MTD will affect everyone who pays tax, from Companies to self-employed individuals and landlords. It is a complete digitisation of the tax system and it requires that:
- bookkeeping is done electronically
- on a quarterly basis income and expenses are reported digitally to HMRC
- tax payments are done quarterly to HMRC
Businesses and landlords who join MTD must keep their business records digitally and send tax information to HMRC directly from those records.
HMRC is replacing tax returns with digital tax accounts for millions of businesses and individuals. A digital tax account brings together each taxpayer’s details in one place, just like an online bank account. Taxpayers will be able to view their tax affairs in real time, update their information, register for new services, see at-a-glance how their tax is calculated, and choose payment options.
From 1 April 2019, all VAT-registered businesses with a taxable turnover above the VAT threshold (£85,000) must keep their VAT business records digitally and send their VAT returns using MTD-compatible software.
The deadlines for sending VAT returns and making payments have not changed.
Businesses and landlords who join MTD for Income Tax will need to send quarterly summaries of their income and expenses to HMRC using MTD-compatible software.
The deadline for making Income Tax payments is not changing.
HMRC wants to know that businesses use one of their approved softwares for VAT calculations. The business record keeping part remains unaffected. The following link lists all the approved softwares by HMRC:
The amount of information required is still the same, just required to be kept and presented digitally.
It will no longer be legal to simply enter the monthly total of all invoices into the digital software, individual invoice details must be entered into the software. Therefore it will be more efficient to simply issue the invoice directly from your software.
Agents will need to create a new Agent Services Account. Existing agent-client relationships can be copied over. Then sign up clients individually.
Accountants should encourage clients to ensure whatever they use digitally links to their own practice software to be able to access their VAT records—and also able to advise them if they are not keeping the correct VAT records.
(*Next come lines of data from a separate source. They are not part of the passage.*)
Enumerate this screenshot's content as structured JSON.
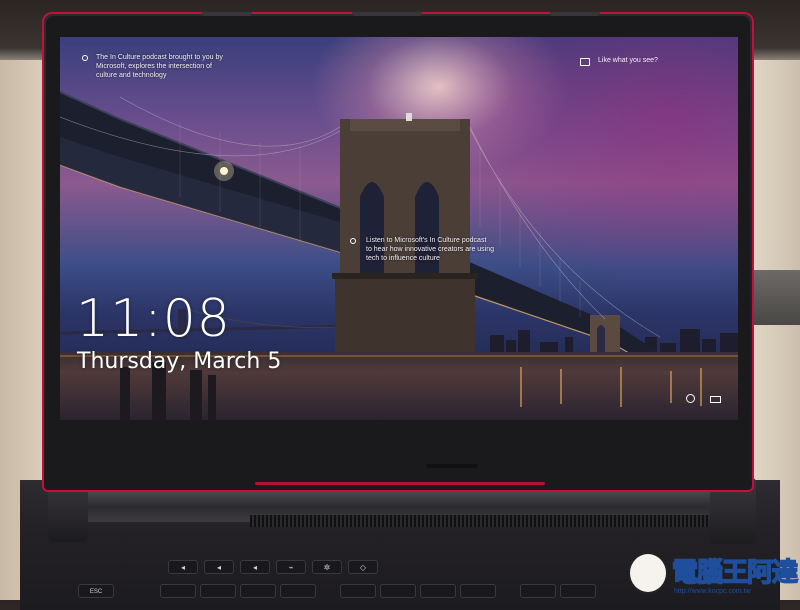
{
  "lock_screen": {
    "podcast_teaser": {
      "line1": "The In Culture podcast brought to you by",
      "line2": "Microsoft, explores the intersection of",
      "line3": "culture and technology"
    },
    "info_callout": {
      "line1": "Listen to Microsoft's In Culture podcast",
      "line2": "to hear how innovative creators are using",
      "line3": "tech to influence culture"
    },
    "like_prompt": "Like what you see?",
    "time": "11:08",
    "date": "Thursday, March 5"
  },
  "keyboard": {
    "esc_label": "ESC"
  },
  "watermark": {
    "brand": "電腦王阿達",
    "url": "http://www.kocpc.com.tw"
  },
  "colors": {
    "accent_red": "#c2103a",
    "brand_blue": "#1f4f9c"
  },
  "icons": [
    "info-icon",
    "camera-icon",
    "network-icon",
    "battery-icon"
  ]
}
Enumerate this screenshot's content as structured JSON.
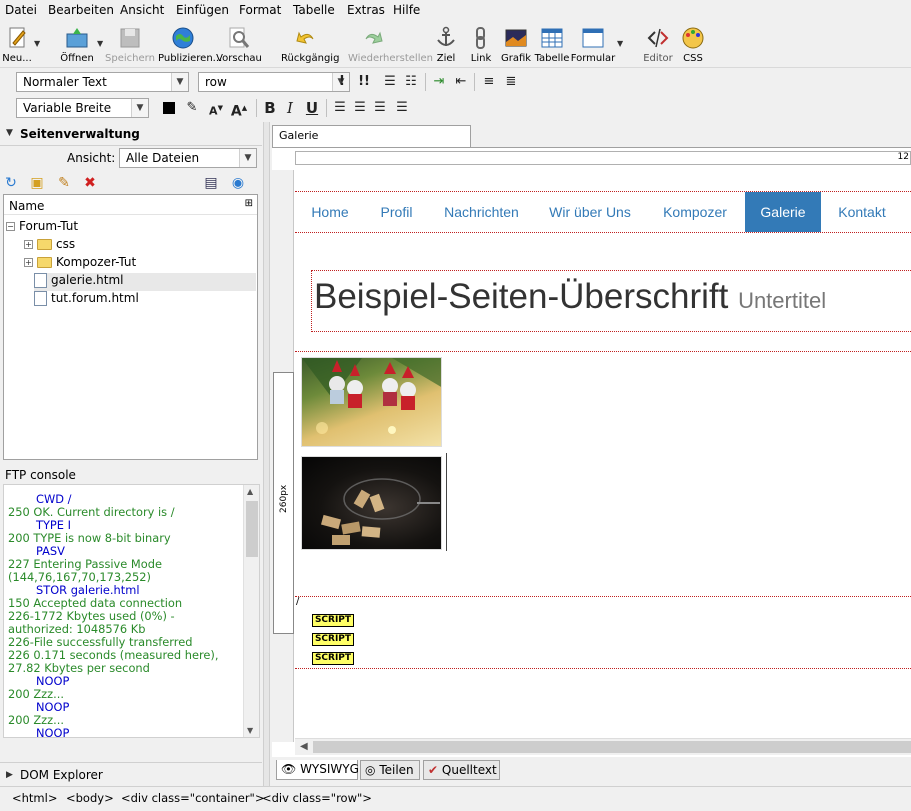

This is likely to present challenges for the clients as well as the accounting practices.
However over the long term going digital should make managing business finances more straightforward, saving both time and costs. Overall it is anticipated to make the whole tax experience better for both the businesses and HMRC.